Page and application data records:
★ ★ ★ ★
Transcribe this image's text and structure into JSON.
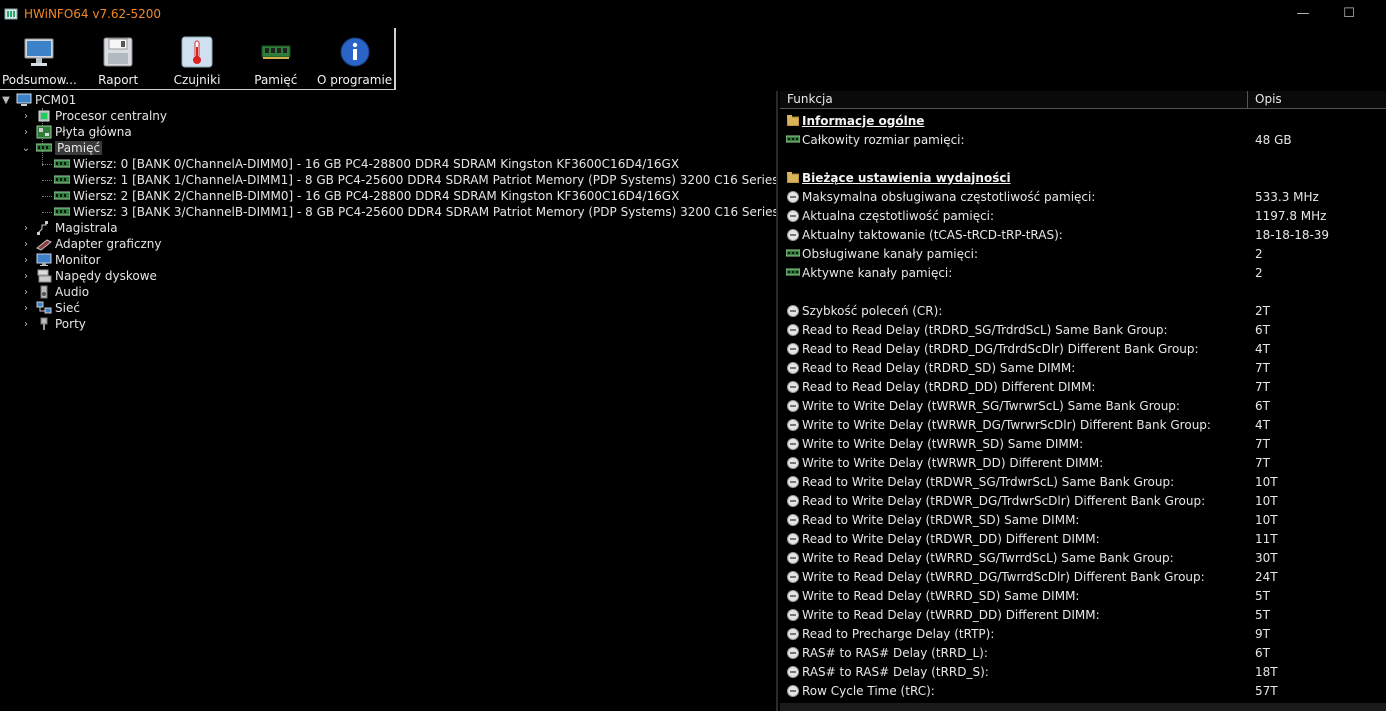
{
  "window": {
    "title": "HWiNFO64 v7.62-5200",
    "minimize_glyph": "—",
    "maximize_glyph": "☐"
  },
  "toolbar": {
    "buttons": [
      {
        "label": "Podsumow...",
        "icon": "monitor-icon"
      },
      {
        "label": "Raport",
        "icon": "floppy-icon"
      },
      {
        "label": "Czujniki",
        "icon": "thermometer-icon"
      },
      {
        "label": "Pamięć",
        "icon": "ram-icon"
      },
      {
        "label": "O programie",
        "icon": "info-icon"
      }
    ]
  },
  "tree": {
    "root": "PCM01",
    "items": [
      {
        "label": "Procesor centralny",
        "icon": "cpu-icon"
      },
      {
        "label": "Płyta główna",
        "icon": "motherboard-icon"
      },
      {
        "label": "Pamięć",
        "icon": "ram-icon"
      },
      {
        "label": "Magistrala",
        "icon": "bus-icon"
      },
      {
        "label": "Adapter graficzny",
        "icon": "gpu-icon"
      },
      {
        "label": "Monitor",
        "icon": "monitor-icon"
      },
      {
        "label": "Napędy dyskowe",
        "icon": "disk-icon"
      },
      {
        "label": "Audio",
        "icon": "speaker-icon"
      },
      {
        "label": "Sieć",
        "icon": "network-icon"
      },
      {
        "label": "Porty",
        "icon": "port-icon"
      }
    ],
    "memory_children": [
      "Wiersz: 0 [BANK 0/ChannelA-DIMM0] - 16 GB PC4-28800 DDR4 SDRAM Kingston KF3600C16D4/16GX",
      "Wiersz: 1 [BANK 1/ChannelA-DIMM1] - 8 GB PC4-25600 DDR4 SDRAM Patriot Memory (PDP Systems) 3200 C16 Series",
      "Wiersz: 2 [BANK 2/ChannelB-DIMM0] - 16 GB PC4-28800 DDR4 SDRAM Kingston KF3600C16D4/16GX",
      "Wiersz: 3 [BANK 3/ChannelB-DIMM1] - 8 GB PC4-25600 DDR4 SDRAM Patriot Memory (PDP Systems) 3200 C16 Series"
    ]
  },
  "detail": {
    "col_function": "Funkcja",
    "col_description": "Opis",
    "rows": [
      {
        "kind": "section",
        "name": "Informacje ogólne",
        "value": ""
      },
      {
        "kind": "ram",
        "name": "Całkowity rozmiar pamięci:",
        "value": "48 GB"
      },
      {
        "kind": "blank",
        "name": "",
        "value": ""
      },
      {
        "kind": "section",
        "name": "Bieżące ustawienia wydajności",
        "value": ""
      },
      {
        "kind": "clock",
        "name": "Maksymalna obsługiwana częstotliwość pamięci:",
        "value": "533.3 MHz"
      },
      {
        "kind": "clock",
        "name": "Aktualna częstotliwość pamięci:",
        "value": "1197.8 MHz"
      },
      {
        "kind": "clock",
        "name": "Aktualny taktowanie (tCAS-tRCD-tRP-tRAS):",
        "value": "18-18-18-39"
      },
      {
        "kind": "ram",
        "name": "Obsługiwane kanały pamięci:",
        "value": "2"
      },
      {
        "kind": "ram",
        "name": "Aktywne kanały pamięci:",
        "value": "2"
      },
      {
        "kind": "blank",
        "name": "",
        "value": ""
      },
      {
        "kind": "clock",
        "name": "Szybkość poleceń (CR):",
        "value": "2T"
      },
      {
        "kind": "clock",
        "name": "Read to Read Delay (tRDRD_SG/TrdrdScL) Same Bank Group:",
        "value": "6T"
      },
      {
        "kind": "clock",
        "name": "Read to Read Delay (tRDRD_DG/TrdrdScDlr) Different Bank Group:",
        "value": "4T"
      },
      {
        "kind": "clock",
        "name": "Read to Read Delay (tRDRD_SD) Same DIMM:",
        "value": "7T"
      },
      {
        "kind": "clock",
        "name": "Read to Read Delay (tRDRD_DD) Different DIMM:",
        "value": "7T"
      },
      {
        "kind": "clock",
        "name": "Write to Write Delay (tWRWR_SG/TwrwrScL) Same Bank Group:",
        "value": "6T"
      },
      {
        "kind": "clock",
        "name": "Write to Write Delay (tWRWR_DG/TwrwrScDlr) Different Bank Group:",
        "value": "4T"
      },
      {
        "kind": "clock",
        "name": "Write to Write Delay (tWRWR_SD) Same DIMM:",
        "value": "7T"
      },
      {
        "kind": "clock",
        "name": "Write to Write Delay (tWRWR_DD) Different DIMM:",
        "value": "7T"
      },
      {
        "kind": "clock",
        "name": "Read to Write Delay (tRDWR_SG/TrdwrScL) Same Bank Group:",
        "value": "10T"
      },
      {
        "kind": "clock",
        "name": "Read to Write Delay (tRDWR_DG/TrdwrScDlr) Different Bank Group:",
        "value": "10T"
      },
      {
        "kind": "clock",
        "name": "Read to Write Delay (tRDWR_SD) Same DIMM:",
        "value": "10T"
      },
      {
        "kind": "clock",
        "name": "Read to Write Delay (tRDWR_DD) Different DIMM:",
        "value": "11T"
      },
      {
        "kind": "clock",
        "name": "Write to Read Delay (tWRRD_SG/TwrrdScL) Same Bank Group:",
        "value": "30T"
      },
      {
        "kind": "clock",
        "name": "Write to Read Delay (tWRRD_DG/TwrrdScDlr) Different Bank Group:",
        "value": "24T"
      },
      {
        "kind": "clock",
        "name": "Write to Read Delay (tWRRD_SD) Same DIMM:",
        "value": "5T"
      },
      {
        "kind": "clock",
        "name": "Write to Read Delay (tWRRD_DD) Different DIMM:",
        "value": "5T"
      },
      {
        "kind": "clock",
        "name": "Read to Precharge Delay (tRTP):",
        "value": "9T"
      },
      {
        "kind": "clock",
        "name": "RAS# to RAS# Delay (tRRD_L):",
        "value": "6T"
      },
      {
        "kind": "clock",
        "name": "RAS# to RAS# Delay (tRRD_S):",
        "value": "18T"
      },
      {
        "kind": "clock",
        "name": "Row Cycle Time (tRC):",
        "value": "57T"
      }
    ]
  },
  "colors": {
    "title": "#f0882a",
    "background": "#000000",
    "text": "#e8e8e8",
    "selection": "#3a3a3a"
  }
}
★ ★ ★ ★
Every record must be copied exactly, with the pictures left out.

Transcribe this image's text and structure into JSON.
{
  "window": {
    "title": "HWiNFO64 v7.62-5200",
    "minimize_glyph": "—",
    "maximize_glyph": "☐"
  },
  "toolbar": {
    "buttons": [
      {
        "label": "Podsumow...",
        "icon": "monitor-icon"
      },
      {
        "label": "Raport",
        "icon": "floppy-icon"
      },
      {
        "label": "Czujniki",
        "icon": "thermometer-icon"
      },
      {
        "label": "Pamięć",
        "icon": "ram-icon"
      },
      {
        "label": "O programie",
        "icon": "info-icon"
      }
    ]
  },
  "tree": {
    "root": "PCM01",
    "items": [
      {
        "label": "Procesor centralny",
        "icon": "cpu-icon"
      },
      {
        "label": "Płyta główna",
        "icon": "motherboard-icon"
      },
      {
        "label": "Pamięć",
        "icon": "ram-icon"
      },
      {
        "label": "Magistrala",
        "icon": "bus-icon"
      },
      {
        "label": "Adapter graficzny",
        "icon": "gpu-icon"
      },
      {
        "label": "Monitor",
        "icon": "monitor-icon"
      },
      {
        "label": "Napędy dyskowe",
        "icon": "disk-icon"
      },
      {
        "label": "Audio",
        "icon": "speaker-icon"
      },
      {
        "label": "Sieć",
        "icon": "network-icon"
      },
      {
        "label": "Porty",
        "icon": "port-icon"
      }
    ],
    "memory_children": [
      "Wiersz: 0 [BANK 0/ChannelA-DIMM0] - 16 GB PC4-28800 DDR4 SDRAM Kingston KF3600C16D4/16GX",
      "Wiersz: 1 [BANK 1/ChannelA-DIMM1] - 8 GB PC4-25600 DDR4 SDRAM Patriot Memory (PDP Systems) 3200 C16 Series",
      "Wiersz: 2 [BANK 2/ChannelB-DIMM0] - 16 GB PC4-28800 DDR4 SDRAM Kingston KF3600C16D4/16GX",
      "Wiersz: 3 [BANK 3/ChannelB-DIMM1] - 8 GB PC4-25600 DDR4 SDRAM Patriot Memory (PDP Systems) 3200 C16 Series"
    ]
  },
  "detail": {
    "col_function": "Funkcja",
    "col_description": "Opis",
    "rows": [
      {
        "kind": "section",
        "name": "Informacje ogólne",
        "value": ""
      },
      {
        "kind": "ram",
        "name": "Całkowity rozmiar pamięci:",
        "value": "48 GB"
      },
      {
        "kind": "blank",
        "name": "",
        "value": ""
      },
      {
        "kind": "section",
        "name": "Bieżące ustawienia wydajności",
        "value": ""
      },
      {
        "kind": "clock",
        "name": "Maksymalna obsługiwana częstotliwość pamięci:",
        "value": "533.3 MHz"
      },
      {
        "kind": "clock",
        "name": "Aktualna częstotliwość pamięci:",
        "value": "1197.8 MHz"
      },
      {
        "kind": "clock",
        "name": "Aktualny taktowanie (tCAS-tRCD-tRP-tRAS):",
        "value": "18-18-18-39"
      },
      {
        "kind": "ram",
        "name": "Obsługiwane kanały pamięci:",
        "value": "2"
      },
      {
        "kind": "ram",
        "name": "Aktywne kanały pamięci:",
        "value": "2"
      },
      {
        "kind": "blank",
        "name": "",
        "value": ""
      },
      {
        "kind": "clock",
        "name": "Szybkość poleceń (CR):",
        "value": "2T"
      },
      {
        "kind": "clock",
        "name": "Read to Read Delay (tRDRD_SG/TrdrdScL) Same Bank Group:",
        "value": "6T"
      },
      {
        "kind": "clock",
        "name": "Read to Read Delay (tRDRD_DG/TrdrdScDlr) Different Bank Group:",
        "value": "4T"
      },
      {
        "kind": "clock",
        "name": "Read to Read Delay (tRDRD_SD) Same DIMM:",
        "value": "7T"
      },
      {
        "kind": "clock",
        "name": "Read to Read Delay (tRDRD_DD) Different DIMM:",
        "value": "7T"
      },
      {
        "kind": "clock",
        "name": "Write to Write Delay (tWRWR_SG/TwrwrScL) Same Bank Group:",
        "value": "6T"
      },
      {
        "kind": "clock",
        "name": "Write to Write Delay (tWRWR_DG/TwrwrScDlr) Different Bank Group:",
        "value": "4T"
      },
      {
        "kind": "clock",
        "name": "Write to Write Delay (tWRWR_SD) Same DIMM:",
        "value": "7T"
      },
      {
        "kind": "clock",
        "name": "Write to Write Delay (tWRWR_DD) Different DIMM:",
        "value": "7T"
      },
      {
        "kind": "clock",
        "name": "Read to Write Delay (tRDWR_SG/TrdwrScL) Same Bank Group:",
        "value": "10T"
      },
      {
        "kind": "clock",
        "name": "Read to Write Delay (tRDWR_DG/TrdwrScDlr) Different Bank Group:",
        "value": "10T"
      },
      {
        "kind": "clock",
        "name": "Read to Write Delay (tRDWR_SD) Same DIMM:",
        "value": "10T"
      },
      {
        "kind": "clock",
        "name": "Read to Write Delay (tRDWR_DD) Different DIMM:",
        "value": "11T"
      },
      {
        "kind": "clock",
        "name": "Write to Read Delay (tWRRD_SG/TwrrdScL) Same Bank Group:",
        "value": "30T"
      },
      {
        "kind": "clock",
        "name": "Write to Read Delay (tWRRD_DG/TwrrdScDlr) Different Bank Group:",
        "value": "24T"
      },
      {
        "kind": "clock",
        "name": "Write to Read Delay (tWRRD_SD) Same DIMM:",
        "value": "5T"
      },
      {
        "kind": "clock",
        "name": "Write to Read Delay (tWRRD_DD) Different DIMM:",
        "value": "5T"
      },
      {
        "kind": "clock",
        "name": "Read to Precharge Delay (tRTP):",
        "value": "9T"
      },
      {
        "kind": "clock",
        "name": "RAS# to RAS# Delay (tRRD_L):",
        "value": "6T"
      },
      {
        "kind": "clock",
        "name": "RAS# to RAS# Delay (tRRD_S):",
        "value": "18T"
      },
      {
        "kind": "clock",
        "name": "Row Cycle Time (tRC):",
        "value": "57T"
      }
    ]
  },
  "colors": {
    "title": "#f0882a",
    "background": "#000000",
    "text": "#e8e8e8",
    "selection": "#3a3a3a"
  }
}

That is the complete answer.